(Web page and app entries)

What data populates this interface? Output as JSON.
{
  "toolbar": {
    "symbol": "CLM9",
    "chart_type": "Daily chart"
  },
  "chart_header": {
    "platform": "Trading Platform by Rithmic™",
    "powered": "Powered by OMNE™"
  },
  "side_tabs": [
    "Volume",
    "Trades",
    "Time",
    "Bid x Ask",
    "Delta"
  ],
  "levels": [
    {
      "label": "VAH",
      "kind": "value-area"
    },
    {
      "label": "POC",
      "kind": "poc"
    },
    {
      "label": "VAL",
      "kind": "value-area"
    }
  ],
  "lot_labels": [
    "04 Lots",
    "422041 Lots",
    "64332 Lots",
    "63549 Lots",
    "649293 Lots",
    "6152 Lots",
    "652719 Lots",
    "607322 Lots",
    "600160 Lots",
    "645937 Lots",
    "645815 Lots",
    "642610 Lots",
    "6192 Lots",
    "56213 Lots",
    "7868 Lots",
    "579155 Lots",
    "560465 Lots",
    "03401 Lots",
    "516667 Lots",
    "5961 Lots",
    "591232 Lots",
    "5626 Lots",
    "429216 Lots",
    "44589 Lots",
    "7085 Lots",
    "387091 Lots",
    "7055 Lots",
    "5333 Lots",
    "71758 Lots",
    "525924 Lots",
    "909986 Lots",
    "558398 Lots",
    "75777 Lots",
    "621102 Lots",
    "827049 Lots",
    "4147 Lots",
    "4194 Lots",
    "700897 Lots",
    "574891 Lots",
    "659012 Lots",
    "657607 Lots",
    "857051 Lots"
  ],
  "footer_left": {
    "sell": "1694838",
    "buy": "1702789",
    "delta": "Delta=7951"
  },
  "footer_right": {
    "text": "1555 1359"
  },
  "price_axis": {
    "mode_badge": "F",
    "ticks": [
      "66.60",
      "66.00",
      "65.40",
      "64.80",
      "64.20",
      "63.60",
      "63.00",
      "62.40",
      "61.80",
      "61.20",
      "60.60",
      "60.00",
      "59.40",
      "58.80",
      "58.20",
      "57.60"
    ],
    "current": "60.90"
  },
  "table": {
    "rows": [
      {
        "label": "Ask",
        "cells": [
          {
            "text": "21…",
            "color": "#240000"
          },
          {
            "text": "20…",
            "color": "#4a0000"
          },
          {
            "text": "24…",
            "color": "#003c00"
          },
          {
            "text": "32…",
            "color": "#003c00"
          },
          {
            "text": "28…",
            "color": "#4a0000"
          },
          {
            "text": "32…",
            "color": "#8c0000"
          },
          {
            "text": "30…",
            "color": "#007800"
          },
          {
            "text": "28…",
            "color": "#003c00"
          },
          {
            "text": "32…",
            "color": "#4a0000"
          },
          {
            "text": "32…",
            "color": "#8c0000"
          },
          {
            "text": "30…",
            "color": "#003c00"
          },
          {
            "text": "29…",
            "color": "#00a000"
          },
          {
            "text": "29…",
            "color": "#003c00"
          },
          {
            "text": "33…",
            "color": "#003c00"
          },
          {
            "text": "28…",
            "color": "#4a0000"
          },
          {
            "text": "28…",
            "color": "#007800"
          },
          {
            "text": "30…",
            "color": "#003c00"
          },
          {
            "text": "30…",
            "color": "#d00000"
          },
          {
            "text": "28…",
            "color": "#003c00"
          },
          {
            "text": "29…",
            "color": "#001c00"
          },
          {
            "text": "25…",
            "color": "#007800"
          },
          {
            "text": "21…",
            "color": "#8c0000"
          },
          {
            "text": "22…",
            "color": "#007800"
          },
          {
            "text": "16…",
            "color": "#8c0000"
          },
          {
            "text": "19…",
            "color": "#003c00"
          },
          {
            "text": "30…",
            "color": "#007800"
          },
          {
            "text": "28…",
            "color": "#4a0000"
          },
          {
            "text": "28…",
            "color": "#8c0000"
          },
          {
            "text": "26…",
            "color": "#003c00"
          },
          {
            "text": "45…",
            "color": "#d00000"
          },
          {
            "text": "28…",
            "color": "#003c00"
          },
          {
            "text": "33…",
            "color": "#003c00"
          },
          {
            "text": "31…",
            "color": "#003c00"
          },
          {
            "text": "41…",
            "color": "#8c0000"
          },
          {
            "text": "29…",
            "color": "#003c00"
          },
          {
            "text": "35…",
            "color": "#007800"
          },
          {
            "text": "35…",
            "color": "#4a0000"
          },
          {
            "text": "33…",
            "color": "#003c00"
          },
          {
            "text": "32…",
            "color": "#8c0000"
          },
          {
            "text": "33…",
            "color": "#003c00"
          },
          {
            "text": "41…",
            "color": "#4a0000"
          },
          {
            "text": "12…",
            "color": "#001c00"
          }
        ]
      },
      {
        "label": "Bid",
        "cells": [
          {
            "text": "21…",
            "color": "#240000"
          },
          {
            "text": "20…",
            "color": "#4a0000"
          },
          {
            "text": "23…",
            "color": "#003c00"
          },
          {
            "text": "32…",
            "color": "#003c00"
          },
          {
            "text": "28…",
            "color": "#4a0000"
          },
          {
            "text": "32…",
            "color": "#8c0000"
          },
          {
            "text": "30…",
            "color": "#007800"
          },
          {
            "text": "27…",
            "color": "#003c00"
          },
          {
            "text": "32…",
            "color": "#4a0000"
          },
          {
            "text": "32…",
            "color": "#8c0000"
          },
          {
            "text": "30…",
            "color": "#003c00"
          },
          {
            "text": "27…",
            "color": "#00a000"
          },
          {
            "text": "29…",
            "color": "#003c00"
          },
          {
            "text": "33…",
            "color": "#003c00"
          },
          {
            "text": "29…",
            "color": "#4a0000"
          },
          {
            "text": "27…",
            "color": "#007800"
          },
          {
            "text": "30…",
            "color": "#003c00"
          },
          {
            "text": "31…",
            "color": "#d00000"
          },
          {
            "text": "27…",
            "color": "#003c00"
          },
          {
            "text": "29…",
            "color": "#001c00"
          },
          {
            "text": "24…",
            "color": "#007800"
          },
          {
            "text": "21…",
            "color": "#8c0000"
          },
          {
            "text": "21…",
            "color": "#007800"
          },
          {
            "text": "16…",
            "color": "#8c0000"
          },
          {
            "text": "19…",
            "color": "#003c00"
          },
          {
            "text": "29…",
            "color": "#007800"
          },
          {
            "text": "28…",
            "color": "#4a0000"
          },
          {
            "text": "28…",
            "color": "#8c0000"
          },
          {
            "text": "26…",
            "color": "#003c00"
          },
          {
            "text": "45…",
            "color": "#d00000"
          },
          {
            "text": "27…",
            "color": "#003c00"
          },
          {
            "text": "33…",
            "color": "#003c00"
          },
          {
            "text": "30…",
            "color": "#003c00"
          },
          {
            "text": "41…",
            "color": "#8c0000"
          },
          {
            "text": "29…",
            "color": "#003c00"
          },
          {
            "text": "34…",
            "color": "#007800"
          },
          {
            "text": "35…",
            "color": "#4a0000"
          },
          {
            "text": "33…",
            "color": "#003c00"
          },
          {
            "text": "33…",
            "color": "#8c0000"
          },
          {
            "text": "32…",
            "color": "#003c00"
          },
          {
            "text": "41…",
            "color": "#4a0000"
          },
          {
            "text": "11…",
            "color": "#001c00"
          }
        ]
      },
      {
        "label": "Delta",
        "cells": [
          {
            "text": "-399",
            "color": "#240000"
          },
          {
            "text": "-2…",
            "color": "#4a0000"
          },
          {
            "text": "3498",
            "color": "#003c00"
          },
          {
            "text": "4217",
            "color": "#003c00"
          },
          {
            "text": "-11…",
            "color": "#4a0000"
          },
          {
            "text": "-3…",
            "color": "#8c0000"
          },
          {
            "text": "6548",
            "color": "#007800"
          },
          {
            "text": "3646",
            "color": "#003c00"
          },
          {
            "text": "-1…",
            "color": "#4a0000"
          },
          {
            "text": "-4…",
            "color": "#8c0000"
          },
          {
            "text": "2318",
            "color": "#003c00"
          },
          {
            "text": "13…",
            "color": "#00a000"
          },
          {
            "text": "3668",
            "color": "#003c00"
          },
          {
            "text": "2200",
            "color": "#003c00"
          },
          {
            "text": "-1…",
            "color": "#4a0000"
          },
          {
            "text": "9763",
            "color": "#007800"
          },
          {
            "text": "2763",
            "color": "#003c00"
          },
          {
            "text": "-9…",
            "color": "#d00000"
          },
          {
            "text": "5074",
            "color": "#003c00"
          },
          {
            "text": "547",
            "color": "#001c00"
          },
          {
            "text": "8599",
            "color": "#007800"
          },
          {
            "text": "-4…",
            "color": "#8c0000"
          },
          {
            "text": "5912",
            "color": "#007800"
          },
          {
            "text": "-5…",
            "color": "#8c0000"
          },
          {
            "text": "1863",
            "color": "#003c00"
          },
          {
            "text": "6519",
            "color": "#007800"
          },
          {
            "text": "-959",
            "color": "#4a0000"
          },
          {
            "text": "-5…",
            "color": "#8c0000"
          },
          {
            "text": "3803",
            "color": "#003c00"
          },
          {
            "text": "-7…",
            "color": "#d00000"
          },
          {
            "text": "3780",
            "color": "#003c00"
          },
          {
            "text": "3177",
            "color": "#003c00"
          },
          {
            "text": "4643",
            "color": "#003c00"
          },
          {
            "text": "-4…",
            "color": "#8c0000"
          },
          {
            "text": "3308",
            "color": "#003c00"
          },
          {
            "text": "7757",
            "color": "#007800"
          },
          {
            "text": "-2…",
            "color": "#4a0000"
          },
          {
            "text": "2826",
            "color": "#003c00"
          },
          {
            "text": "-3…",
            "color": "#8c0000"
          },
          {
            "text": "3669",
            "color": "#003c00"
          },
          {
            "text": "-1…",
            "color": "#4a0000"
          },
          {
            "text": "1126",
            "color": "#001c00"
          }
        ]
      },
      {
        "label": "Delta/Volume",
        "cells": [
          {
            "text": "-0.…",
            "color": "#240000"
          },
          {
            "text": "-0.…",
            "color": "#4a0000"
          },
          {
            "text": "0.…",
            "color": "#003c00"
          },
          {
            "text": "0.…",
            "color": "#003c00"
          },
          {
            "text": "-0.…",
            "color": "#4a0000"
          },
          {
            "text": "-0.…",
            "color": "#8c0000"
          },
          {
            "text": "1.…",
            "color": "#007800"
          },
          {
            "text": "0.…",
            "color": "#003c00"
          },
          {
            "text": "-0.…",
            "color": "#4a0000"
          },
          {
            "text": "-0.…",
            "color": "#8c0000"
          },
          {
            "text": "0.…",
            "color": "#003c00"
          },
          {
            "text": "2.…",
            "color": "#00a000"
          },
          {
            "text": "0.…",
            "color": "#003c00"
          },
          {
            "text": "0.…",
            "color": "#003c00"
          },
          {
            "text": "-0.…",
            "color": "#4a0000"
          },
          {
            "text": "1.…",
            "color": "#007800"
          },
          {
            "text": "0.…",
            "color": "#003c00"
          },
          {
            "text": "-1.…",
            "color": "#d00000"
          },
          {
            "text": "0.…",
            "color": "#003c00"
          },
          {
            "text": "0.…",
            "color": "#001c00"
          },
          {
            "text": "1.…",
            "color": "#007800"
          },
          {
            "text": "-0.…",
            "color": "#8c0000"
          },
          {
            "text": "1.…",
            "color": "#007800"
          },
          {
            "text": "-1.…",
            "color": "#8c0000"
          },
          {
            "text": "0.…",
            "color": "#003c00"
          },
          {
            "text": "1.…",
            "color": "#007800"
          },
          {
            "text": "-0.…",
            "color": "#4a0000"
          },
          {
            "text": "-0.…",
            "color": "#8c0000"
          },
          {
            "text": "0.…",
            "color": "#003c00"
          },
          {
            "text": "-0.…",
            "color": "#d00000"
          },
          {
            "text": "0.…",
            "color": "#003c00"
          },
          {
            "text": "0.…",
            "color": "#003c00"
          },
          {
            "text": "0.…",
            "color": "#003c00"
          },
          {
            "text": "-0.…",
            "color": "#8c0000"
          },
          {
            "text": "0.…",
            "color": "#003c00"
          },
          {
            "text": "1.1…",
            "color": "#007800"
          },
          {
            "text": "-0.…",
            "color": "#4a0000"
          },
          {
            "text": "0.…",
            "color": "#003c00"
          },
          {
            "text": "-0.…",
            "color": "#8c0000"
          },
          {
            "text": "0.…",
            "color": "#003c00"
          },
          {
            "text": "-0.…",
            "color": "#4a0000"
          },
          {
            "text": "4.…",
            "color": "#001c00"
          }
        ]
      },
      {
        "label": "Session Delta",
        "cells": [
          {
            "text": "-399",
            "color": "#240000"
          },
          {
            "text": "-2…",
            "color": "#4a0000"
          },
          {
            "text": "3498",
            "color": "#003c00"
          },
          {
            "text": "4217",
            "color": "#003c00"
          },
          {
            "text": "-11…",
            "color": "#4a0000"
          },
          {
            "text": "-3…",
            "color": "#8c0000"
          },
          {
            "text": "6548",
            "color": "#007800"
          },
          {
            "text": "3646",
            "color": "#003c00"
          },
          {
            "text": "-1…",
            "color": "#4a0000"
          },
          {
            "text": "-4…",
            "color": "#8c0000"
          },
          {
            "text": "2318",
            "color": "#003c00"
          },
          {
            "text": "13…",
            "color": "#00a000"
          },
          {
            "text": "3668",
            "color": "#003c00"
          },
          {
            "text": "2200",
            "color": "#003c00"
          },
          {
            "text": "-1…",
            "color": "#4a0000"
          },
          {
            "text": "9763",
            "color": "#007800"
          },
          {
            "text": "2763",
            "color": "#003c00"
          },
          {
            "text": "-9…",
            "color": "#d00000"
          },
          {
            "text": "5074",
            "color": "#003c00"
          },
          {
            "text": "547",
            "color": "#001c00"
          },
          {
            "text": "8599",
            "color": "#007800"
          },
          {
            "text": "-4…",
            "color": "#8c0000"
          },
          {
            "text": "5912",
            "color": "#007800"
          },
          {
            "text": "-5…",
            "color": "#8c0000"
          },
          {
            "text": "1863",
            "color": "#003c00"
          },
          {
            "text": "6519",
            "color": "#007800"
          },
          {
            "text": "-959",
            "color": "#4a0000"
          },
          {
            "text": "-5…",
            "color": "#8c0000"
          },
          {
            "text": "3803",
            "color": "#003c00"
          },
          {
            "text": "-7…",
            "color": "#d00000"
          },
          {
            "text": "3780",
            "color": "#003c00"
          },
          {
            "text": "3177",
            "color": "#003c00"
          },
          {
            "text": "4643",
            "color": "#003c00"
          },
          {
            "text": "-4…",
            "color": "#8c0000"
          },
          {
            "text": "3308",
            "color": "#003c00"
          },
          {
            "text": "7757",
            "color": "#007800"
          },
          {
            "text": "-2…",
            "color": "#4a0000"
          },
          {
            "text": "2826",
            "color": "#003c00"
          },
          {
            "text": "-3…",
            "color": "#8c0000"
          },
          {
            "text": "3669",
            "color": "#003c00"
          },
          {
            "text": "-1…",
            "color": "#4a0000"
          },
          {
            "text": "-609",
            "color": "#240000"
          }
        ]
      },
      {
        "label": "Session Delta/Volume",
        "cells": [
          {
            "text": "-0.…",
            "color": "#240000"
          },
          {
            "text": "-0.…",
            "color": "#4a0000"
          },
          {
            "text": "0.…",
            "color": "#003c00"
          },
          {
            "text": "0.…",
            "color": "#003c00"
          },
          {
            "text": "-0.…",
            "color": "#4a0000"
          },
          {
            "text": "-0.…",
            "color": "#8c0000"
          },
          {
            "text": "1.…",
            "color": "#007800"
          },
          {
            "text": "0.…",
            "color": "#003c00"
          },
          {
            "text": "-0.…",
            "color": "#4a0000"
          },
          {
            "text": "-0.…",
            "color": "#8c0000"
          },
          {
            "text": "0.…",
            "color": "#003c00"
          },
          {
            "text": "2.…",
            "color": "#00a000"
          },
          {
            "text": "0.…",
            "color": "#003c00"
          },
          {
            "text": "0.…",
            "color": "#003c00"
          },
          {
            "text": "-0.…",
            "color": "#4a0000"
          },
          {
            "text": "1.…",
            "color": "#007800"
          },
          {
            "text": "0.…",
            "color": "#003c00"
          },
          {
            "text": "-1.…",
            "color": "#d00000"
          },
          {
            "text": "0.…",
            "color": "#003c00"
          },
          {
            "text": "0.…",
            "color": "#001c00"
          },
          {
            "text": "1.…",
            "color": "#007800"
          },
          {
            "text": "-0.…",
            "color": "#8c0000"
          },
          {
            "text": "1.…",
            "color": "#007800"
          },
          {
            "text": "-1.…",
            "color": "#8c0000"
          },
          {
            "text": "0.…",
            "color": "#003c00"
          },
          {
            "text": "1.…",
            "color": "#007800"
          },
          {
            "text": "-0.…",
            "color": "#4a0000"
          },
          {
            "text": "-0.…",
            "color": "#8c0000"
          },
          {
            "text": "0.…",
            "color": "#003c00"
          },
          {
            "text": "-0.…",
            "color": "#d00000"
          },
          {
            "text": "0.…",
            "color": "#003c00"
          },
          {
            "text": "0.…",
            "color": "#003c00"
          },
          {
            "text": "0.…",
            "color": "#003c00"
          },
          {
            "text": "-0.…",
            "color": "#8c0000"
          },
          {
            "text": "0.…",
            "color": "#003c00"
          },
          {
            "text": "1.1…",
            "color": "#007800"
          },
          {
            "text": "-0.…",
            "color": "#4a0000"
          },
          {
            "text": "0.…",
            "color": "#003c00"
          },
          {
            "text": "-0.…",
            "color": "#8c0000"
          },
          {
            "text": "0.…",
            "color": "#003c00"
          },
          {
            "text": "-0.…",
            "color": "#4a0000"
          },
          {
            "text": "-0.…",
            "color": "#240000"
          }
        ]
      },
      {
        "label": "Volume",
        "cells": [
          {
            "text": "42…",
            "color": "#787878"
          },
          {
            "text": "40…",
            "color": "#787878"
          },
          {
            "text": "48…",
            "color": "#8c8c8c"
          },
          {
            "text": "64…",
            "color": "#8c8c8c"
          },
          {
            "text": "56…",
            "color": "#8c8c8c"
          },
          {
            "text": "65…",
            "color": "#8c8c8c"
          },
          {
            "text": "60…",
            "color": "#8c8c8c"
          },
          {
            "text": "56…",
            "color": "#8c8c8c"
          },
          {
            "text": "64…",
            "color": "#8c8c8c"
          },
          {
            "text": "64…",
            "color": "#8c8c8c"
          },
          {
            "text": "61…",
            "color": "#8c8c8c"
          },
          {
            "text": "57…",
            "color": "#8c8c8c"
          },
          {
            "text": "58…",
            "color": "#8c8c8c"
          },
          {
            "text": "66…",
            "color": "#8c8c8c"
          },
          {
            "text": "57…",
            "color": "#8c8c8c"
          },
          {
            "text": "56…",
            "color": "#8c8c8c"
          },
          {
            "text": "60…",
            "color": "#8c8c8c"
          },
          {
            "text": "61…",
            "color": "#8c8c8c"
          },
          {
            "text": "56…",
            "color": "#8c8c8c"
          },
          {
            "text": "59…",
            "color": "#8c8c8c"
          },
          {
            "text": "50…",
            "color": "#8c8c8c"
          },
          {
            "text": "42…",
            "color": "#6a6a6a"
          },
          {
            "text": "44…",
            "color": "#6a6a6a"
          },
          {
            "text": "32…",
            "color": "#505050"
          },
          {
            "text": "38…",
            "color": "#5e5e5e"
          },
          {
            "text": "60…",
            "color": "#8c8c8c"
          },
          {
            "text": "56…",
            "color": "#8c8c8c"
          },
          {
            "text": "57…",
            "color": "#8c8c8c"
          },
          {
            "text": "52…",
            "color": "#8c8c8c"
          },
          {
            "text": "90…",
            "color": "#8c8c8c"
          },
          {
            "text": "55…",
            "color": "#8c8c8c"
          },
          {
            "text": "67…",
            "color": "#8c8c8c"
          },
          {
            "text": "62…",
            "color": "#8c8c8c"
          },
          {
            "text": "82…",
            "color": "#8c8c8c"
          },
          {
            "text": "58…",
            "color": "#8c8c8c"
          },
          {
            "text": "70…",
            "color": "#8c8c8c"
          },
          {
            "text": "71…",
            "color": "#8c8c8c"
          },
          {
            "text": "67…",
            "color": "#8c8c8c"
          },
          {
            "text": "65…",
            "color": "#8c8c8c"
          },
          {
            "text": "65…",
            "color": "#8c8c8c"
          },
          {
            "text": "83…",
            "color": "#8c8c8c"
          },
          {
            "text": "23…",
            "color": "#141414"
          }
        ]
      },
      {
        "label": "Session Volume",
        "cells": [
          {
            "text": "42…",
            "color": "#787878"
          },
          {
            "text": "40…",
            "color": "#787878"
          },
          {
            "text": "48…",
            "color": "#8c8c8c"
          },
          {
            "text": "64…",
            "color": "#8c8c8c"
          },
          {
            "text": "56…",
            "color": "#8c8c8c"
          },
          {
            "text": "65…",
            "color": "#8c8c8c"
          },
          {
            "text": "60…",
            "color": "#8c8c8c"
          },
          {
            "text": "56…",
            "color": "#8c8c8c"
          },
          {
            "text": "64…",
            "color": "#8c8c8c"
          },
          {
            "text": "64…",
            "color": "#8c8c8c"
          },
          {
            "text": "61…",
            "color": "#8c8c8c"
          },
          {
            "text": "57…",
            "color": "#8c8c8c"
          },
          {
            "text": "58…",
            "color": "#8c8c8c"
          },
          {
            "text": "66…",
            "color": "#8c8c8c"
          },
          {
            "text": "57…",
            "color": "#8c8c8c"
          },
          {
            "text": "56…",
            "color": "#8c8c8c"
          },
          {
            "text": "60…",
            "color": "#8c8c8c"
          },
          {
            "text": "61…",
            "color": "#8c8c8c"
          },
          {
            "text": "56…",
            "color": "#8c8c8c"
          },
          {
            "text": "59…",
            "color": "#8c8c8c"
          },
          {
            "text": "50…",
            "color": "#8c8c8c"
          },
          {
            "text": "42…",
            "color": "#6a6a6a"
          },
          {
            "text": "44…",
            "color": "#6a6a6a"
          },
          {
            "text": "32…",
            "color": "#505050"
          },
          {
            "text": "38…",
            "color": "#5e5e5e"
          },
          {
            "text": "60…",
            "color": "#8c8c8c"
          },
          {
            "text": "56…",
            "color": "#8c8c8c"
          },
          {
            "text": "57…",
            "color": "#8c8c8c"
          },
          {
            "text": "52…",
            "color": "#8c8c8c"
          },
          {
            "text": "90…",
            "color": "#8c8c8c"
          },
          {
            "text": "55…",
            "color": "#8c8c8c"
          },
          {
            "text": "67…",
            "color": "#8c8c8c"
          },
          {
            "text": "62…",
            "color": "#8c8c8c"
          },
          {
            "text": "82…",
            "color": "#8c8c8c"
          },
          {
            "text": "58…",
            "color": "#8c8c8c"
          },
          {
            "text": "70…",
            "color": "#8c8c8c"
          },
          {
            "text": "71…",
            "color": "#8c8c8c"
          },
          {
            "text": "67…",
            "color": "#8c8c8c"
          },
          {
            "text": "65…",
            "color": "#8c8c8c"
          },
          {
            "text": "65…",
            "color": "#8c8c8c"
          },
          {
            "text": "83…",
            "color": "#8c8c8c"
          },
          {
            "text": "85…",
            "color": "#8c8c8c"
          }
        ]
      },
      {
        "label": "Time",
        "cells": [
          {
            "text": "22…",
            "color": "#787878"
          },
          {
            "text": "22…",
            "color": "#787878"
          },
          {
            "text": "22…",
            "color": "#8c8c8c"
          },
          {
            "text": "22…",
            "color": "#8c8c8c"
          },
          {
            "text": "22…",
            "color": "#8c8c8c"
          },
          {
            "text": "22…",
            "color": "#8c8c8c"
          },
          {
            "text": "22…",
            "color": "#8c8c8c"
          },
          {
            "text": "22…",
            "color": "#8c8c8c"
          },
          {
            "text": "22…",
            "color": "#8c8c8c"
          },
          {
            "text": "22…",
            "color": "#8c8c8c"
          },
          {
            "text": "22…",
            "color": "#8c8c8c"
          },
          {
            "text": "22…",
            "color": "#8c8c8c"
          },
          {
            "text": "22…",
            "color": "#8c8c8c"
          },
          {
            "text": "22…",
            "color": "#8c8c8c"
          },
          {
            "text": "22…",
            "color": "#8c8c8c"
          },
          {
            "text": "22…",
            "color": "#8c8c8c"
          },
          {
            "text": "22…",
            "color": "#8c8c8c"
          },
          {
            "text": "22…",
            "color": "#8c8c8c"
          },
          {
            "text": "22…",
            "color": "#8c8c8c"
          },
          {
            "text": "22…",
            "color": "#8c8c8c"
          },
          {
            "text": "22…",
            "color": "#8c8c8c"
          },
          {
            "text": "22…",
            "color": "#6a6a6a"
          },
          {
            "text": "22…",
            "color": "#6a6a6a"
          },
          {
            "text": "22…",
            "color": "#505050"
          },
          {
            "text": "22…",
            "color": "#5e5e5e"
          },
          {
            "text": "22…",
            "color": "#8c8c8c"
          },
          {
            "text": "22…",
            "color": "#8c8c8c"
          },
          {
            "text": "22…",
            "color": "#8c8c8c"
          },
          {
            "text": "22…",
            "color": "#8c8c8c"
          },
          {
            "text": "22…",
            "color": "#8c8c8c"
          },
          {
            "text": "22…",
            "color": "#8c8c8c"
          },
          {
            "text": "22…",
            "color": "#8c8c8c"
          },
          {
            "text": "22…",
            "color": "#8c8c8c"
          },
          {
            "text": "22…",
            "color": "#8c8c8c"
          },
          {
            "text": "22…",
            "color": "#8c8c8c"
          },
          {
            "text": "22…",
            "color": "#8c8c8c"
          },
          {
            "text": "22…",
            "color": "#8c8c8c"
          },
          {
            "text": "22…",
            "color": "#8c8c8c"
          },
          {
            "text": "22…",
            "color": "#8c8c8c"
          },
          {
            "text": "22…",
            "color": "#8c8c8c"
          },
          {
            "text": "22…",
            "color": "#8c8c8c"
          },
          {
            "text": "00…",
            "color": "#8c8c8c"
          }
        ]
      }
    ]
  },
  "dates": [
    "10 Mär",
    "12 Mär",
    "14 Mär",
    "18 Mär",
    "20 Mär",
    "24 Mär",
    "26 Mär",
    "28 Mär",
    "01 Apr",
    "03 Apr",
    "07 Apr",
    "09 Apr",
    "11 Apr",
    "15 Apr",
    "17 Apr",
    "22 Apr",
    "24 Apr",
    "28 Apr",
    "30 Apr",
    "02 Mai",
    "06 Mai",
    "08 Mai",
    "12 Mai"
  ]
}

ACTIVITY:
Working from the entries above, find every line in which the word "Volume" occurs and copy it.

SOLUTION FOR THIS TASK:
    "Volume",
        "label": "Delta/Volume",
        "label": "Session Delta/Volume",
        "label": "Volume",
        "label": "Session Volume",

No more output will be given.